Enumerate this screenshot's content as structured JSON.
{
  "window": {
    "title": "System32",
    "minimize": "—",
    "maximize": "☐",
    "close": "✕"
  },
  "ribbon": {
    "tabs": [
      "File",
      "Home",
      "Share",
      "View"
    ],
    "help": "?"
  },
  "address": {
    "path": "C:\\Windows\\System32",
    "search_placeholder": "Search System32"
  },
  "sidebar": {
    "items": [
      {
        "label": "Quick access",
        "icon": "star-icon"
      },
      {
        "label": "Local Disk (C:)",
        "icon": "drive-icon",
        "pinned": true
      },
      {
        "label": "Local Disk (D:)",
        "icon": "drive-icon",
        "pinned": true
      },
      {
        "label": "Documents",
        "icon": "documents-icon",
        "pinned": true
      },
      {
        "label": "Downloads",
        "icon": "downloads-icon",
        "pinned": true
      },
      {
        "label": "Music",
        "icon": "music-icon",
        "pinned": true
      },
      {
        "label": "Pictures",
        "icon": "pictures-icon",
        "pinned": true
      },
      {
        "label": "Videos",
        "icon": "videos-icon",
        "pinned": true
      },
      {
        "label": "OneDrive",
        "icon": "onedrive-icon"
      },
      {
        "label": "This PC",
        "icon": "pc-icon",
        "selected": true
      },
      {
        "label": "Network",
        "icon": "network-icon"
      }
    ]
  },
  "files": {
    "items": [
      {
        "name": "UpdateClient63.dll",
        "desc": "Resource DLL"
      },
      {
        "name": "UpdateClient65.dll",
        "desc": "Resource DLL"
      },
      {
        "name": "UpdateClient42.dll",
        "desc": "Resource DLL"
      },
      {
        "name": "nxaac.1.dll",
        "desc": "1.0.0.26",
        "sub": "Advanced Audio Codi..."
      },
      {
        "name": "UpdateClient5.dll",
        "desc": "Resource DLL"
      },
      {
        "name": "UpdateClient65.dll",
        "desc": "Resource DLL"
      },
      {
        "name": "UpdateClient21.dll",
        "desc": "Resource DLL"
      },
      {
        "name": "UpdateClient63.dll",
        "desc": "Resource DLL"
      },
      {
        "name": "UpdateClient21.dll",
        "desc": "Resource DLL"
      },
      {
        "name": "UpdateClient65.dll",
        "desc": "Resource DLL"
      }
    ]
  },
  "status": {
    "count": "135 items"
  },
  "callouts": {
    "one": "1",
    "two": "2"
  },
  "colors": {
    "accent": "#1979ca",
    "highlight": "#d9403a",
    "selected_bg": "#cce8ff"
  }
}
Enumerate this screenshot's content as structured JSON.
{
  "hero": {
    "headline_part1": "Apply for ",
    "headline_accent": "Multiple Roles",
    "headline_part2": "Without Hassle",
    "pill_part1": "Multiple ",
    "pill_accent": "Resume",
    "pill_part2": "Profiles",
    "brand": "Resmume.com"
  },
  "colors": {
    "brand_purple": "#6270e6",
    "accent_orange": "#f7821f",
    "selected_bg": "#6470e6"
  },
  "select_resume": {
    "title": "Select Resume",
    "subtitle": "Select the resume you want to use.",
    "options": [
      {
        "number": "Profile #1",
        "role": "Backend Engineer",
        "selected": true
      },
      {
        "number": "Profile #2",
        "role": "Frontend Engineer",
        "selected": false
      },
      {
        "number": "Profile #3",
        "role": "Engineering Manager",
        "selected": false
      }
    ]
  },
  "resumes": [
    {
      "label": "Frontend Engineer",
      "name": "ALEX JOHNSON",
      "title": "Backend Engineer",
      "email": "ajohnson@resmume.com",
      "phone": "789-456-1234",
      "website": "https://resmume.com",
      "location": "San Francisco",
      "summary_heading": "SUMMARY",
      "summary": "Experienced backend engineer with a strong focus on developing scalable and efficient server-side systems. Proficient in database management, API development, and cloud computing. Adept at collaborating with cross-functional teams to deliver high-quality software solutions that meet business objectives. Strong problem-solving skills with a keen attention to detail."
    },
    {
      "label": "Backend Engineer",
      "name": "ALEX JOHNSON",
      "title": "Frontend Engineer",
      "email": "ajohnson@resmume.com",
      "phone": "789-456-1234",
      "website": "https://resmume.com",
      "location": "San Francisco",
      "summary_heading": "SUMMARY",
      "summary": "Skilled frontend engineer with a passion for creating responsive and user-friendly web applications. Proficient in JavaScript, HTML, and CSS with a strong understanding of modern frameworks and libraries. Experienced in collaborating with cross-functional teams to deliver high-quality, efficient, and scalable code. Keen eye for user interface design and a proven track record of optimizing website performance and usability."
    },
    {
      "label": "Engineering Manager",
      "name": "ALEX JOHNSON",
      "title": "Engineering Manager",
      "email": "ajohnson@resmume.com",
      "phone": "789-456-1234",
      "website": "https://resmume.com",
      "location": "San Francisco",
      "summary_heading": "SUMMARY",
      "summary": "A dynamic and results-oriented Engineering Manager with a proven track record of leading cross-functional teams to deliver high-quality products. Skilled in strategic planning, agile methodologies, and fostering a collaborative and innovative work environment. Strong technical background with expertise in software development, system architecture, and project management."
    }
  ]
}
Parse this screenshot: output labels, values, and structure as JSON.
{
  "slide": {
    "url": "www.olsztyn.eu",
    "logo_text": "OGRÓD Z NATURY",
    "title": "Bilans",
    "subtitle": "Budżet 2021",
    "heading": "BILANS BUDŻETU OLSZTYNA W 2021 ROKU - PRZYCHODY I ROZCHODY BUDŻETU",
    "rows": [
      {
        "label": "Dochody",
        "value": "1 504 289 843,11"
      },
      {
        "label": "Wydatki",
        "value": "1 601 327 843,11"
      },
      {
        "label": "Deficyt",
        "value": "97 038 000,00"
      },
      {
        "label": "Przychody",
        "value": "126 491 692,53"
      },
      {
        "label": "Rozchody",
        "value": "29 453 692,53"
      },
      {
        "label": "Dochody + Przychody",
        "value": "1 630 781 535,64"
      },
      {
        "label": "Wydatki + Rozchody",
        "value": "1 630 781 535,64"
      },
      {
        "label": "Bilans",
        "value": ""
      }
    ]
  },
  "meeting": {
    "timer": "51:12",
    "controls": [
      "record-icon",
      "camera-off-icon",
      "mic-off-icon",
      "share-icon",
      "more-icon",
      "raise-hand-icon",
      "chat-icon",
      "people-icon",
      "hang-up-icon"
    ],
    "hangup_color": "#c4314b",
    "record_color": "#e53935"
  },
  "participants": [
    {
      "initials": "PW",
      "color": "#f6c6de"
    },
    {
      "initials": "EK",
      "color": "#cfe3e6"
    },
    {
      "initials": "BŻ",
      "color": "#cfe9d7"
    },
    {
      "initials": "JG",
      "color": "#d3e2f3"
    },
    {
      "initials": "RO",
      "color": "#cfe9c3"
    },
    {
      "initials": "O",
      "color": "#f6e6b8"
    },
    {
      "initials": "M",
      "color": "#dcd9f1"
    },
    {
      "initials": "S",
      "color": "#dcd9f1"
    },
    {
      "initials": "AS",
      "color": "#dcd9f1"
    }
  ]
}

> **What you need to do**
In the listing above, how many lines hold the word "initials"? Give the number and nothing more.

> **Expected output**
9